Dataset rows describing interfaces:
========================================================================

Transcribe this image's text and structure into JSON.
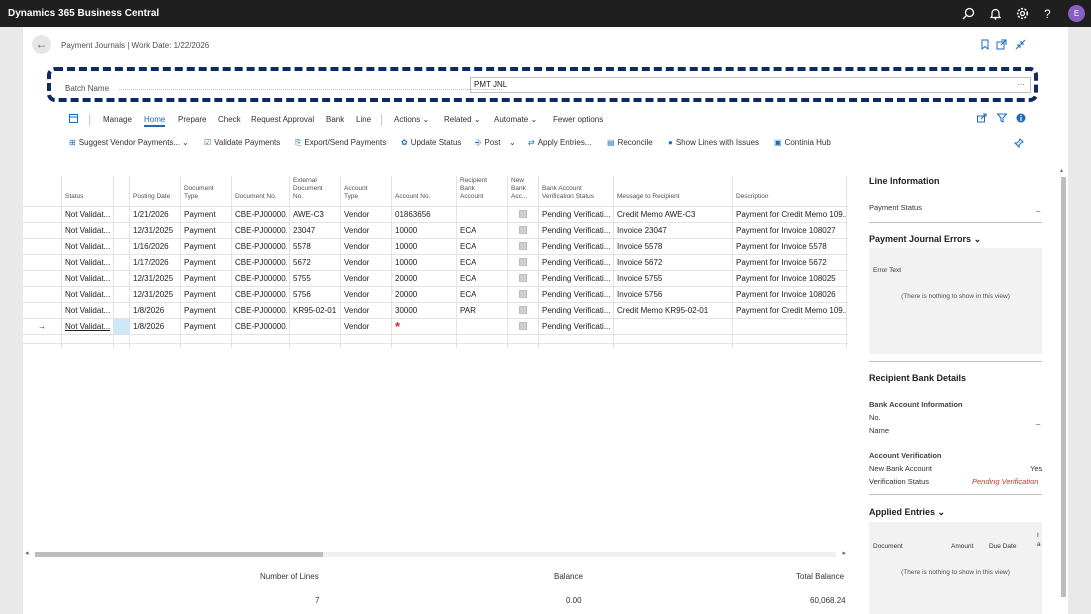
{
  "app": {
    "title": "Dynamics 365 Business Central",
    "avatar_initial": "E"
  },
  "header": {
    "title": "Payment Journals | Work Date: 1/22/2026"
  },
  "batch": {
    "label": "Batch Name",
    "value": "PMT JNL",
    "more": "···"
  },
  "menu": {
    "items": [
      "Manage",
      "Home",
      "Prepare",
      "Check",
      "Request Approval",
      "Bank",
      "Line"
    ],
    "active": "Home",
    "actions": "Actions",
    "related": "Related",
    "automate": "Automate",
    "fewer": "Fewer options"
  },
  "actions": {
    "suggest": "Suggest Vendor Payments...",
    "validate": "Validate Payments",
    "export": "Export/Send Payments",
    "update": "Update Status",
    "post": "Post",
    "apply": "Apply Entries...",
    "reconcile": "Reconcile",
    "show_issues": "Show Lines with Issues",
    "continia": "Continia Hub"
  },
  "grid": {
    "columns": {
      "status": "Status",
      "posting_date": "Posting Date",
      "document_type": [
        "Document",
        "Type"
      ],
      "document_no": "Document No.",
      "external_doc": [
        "External",
        "Document",
        "No."
      ],
      "account_type": [
        "Account",
        "Type"
      ],
      "account_no": "Account No.",
      "recipient_bank": [
        "Recipient",
        "Bank",
        "Account"
      ],
      "new_bank": [
        "New",
        "Bank",
        "Acc..."
      ],
      "verification": [
        "Bank Account",
        "Verification Status"
      ],
      "message": "Message to Recipient",
      "description": "Description"
    },
    "rows": [
      {
        "status": "Not Validat...",
        "date": "1/21/2026",
        "doctype": "Payment",
        "docno": "CBE-PJ00000...",
        "ext": "AWE-C3",
        "acctype": "Vendor",
        "accno": "01863656",
        "bank": "",
        "verif": "Pending Verificati...",
        "msg": "Credit Memo AWE-C3",
        "desc": "Payment for Credit Memo 109..."
      },
      {
        "status": "Not Validat...",
        "date": "12/31/2025",
        "doctype": "Payment",
        "docno": "CBE-PJ00000...",
        "ext": "23047",
        "acctype": "Vendor",
        "accno": "10000",
        "bank": "ECA",
        "verif": "Pending Verificati...",
        "msg": "Invoice 23047",
        "desc": "Payment for Invoice 108027"
      },
      {
        "status": "Not Validat...",
        "date": "1/16/2026",
        "doctype": "Payment",
        "docno": "CBE-PJ00000...",
        "ext": "5578",
        "acctype": "Vendor",
        "accno": "10000",
        "bank": "ECA",
        "verif": "Pending Verificati...",
        "msg": "Invoice 5578",
        "desc": "Payment for Invoice 5578"
      },
      {
        "status": "Not Validat...",
        "date": "1/17/2026",
        "doctype": "Payment",
        "docno": "CBE-PJ00000...",
        "ext": "5672",
        "acctype": "Vendor",
        "accno": "10000",
        "bank": "ECA",
        "verif": "Pending Verificati...",
        "msg": "Invoice 5672",
        "desc": "Payment for Invoice 5672"
      },
      {
        "status": "Not Validat...",
        "date": "12/31/2025",
        "doctype": "Payment",
        "docno": "CBE-PJ00000...",
        "ext": "5755",
        "acctype": "Vendor",
        "accno": "20000",
        "bank": "ECA",
        "verif": "Pending Verificati...",
        "msg": "Invoice 5755",
        "desc": "Payment for Invoice 108025"
      },
      {
        "status": "Not Validat...",
        "date": "12/31/2025",
        "doctype": "Payment",
        "docno": "CBE-PJ00000...",
        "ext": "5756",
        "acctype": "Vendor",
        "accno": "20000",
        "bank": "ECA",
        "verif": "Pending Verificati...",
        "msg": "Invoice 5756",
        "desc": "Payment for Invoice 108026"
      },
      {
        "status": "Not Validat...",
        "date": "1/8/2026",
        "doctype": "Payment",
        "docno": "CBE-PJ00000...",
        "ext": "KR95-02-01",
        "acctype": "Vendor",
        "accno": "30000",
        "bank": "PAR",
        "verif": "Pending Verificati...",
        "msg": "Credit Memo KR95-02-01",
        "desc": "Payment for Credit Memo 109..."
      },
      {
        "status": "Not Validat...",
        "date": "1/8/2026",
        "doctype": "Payment",
        "docno": "CBE-PJ00000...",
        "ext": "",
        "acctype": "Vendor",
        "accno": "",
        "bank": "",
        "verif": "Pending Verificati...",
        "msg": "",
        "desc": ""
      }
    ],
    "current_row_marker": "→",
    "required_marker": "*"
  },
  "footer": {
    "lines_label": "Number of Lines",
    "lines_value": "7",
    "balance_label": "Balance",
    "balance_value": "0.00",
    "total_label": "Total Balance",
    "total_value": "60,068.24"
  },
  "factbox": {
    "line_info_title": "Line Information",
    "payment_status_label": "Payment Status",
    "payment_status_value": "_",
    "errors_title": "Payment Journal Errors",
    "error_text_label": "Error Text",
    "empty_text": "(There is nothing to show in this view)",
    "recipient_title": "Recipient Bank Details",
    "bank_info_label": "Bank Account Information",
    "no_label": "No.",
    "no_value": "_",
    "name_label": "Name",
    "verification_title": "Account Verification",
    "new_bank_label": "New Bank Account",
    "new_bank_value": "Yes",
    "verif_status_label": "Verification Status",
    "verif_status_value": "Pending Verification",
    "applied_title": "Applied Entries",
    "col_document": "Document",
    "col_amount": "Amount",
    "col_due": "Due Date",
    "col_extra": "I\na"
  },
  "colors": {
    "accent": "#1b6bb8",
    "topbar": "#1f1f1f",
    "dashed_border": "#0d2a63",
    "required": "#d62b2b",
    "warning_text": "#c0392b"
  }
}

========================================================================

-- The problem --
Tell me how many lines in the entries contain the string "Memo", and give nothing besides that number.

-- Exercise response --
4